Exercise brief
The answer should be each line of the records that contains the word "Stub"; please copy them all.

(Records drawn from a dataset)
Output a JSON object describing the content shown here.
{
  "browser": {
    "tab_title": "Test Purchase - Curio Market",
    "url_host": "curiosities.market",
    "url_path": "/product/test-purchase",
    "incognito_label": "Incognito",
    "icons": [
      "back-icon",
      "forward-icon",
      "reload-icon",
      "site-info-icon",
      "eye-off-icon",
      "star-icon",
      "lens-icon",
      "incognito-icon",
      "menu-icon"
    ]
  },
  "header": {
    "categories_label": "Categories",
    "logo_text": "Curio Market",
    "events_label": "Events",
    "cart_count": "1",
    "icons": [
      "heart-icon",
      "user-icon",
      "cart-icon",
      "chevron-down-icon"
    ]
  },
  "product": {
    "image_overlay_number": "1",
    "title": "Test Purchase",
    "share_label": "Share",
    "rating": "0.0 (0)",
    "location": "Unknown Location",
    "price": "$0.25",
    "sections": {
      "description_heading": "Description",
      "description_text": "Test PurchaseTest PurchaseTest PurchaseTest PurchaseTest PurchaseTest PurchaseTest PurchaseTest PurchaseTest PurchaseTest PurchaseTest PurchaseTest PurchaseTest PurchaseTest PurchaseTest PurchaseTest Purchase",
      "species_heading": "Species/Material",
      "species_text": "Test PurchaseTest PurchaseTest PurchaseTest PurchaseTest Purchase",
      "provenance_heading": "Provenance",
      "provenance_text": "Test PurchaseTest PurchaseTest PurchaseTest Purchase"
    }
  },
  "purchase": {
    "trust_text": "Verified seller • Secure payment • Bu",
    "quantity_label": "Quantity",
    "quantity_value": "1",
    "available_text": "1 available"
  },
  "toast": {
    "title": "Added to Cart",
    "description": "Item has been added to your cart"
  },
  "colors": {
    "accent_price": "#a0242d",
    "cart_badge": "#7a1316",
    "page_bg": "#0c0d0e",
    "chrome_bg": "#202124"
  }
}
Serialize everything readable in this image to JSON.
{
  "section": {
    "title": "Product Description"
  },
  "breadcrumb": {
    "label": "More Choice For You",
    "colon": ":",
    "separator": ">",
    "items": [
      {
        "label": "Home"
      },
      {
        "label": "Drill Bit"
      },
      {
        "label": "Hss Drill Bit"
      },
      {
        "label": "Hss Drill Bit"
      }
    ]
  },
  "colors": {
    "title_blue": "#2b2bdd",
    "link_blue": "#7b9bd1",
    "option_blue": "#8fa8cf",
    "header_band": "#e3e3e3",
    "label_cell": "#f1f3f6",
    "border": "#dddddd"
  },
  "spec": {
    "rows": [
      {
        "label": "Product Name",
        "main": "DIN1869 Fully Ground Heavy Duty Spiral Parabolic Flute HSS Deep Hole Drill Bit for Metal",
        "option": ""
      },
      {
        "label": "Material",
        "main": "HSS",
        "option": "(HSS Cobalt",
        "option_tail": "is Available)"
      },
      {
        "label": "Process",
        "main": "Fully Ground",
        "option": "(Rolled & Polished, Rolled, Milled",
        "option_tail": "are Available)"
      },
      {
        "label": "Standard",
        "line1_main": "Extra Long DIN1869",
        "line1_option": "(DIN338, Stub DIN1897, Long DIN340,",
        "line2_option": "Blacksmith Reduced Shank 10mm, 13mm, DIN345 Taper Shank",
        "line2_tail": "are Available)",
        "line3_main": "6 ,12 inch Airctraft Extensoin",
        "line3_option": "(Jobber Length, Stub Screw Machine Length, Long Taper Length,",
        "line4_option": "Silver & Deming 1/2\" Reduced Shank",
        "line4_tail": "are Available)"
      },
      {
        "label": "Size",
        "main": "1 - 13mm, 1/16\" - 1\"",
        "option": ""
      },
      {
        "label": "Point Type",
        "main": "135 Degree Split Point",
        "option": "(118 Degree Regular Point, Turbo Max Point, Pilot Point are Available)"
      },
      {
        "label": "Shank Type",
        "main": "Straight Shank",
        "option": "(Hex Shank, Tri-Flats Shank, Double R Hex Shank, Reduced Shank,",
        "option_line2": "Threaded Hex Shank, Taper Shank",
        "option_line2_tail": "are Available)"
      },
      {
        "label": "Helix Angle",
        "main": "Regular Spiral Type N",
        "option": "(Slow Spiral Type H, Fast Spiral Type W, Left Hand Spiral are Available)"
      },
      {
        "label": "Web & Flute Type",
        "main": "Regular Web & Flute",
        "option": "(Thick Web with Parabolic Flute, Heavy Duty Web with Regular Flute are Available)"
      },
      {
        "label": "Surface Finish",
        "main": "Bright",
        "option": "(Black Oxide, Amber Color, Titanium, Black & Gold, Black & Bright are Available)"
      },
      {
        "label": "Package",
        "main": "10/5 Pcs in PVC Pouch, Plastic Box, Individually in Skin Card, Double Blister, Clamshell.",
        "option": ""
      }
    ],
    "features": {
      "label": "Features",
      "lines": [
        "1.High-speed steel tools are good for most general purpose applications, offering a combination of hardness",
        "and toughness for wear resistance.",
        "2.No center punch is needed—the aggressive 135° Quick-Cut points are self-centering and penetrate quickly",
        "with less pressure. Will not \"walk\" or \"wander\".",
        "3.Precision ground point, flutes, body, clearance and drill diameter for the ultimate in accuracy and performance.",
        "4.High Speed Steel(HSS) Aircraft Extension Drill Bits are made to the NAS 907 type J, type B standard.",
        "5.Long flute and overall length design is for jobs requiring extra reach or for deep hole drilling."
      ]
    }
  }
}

Output for this task
        "line1_option": "(DIN338, Stub DIN1897, Long DIN340,",
        "line3_option": "(Jobber Length, Stub Screw Machine Length, Long Taper Length,",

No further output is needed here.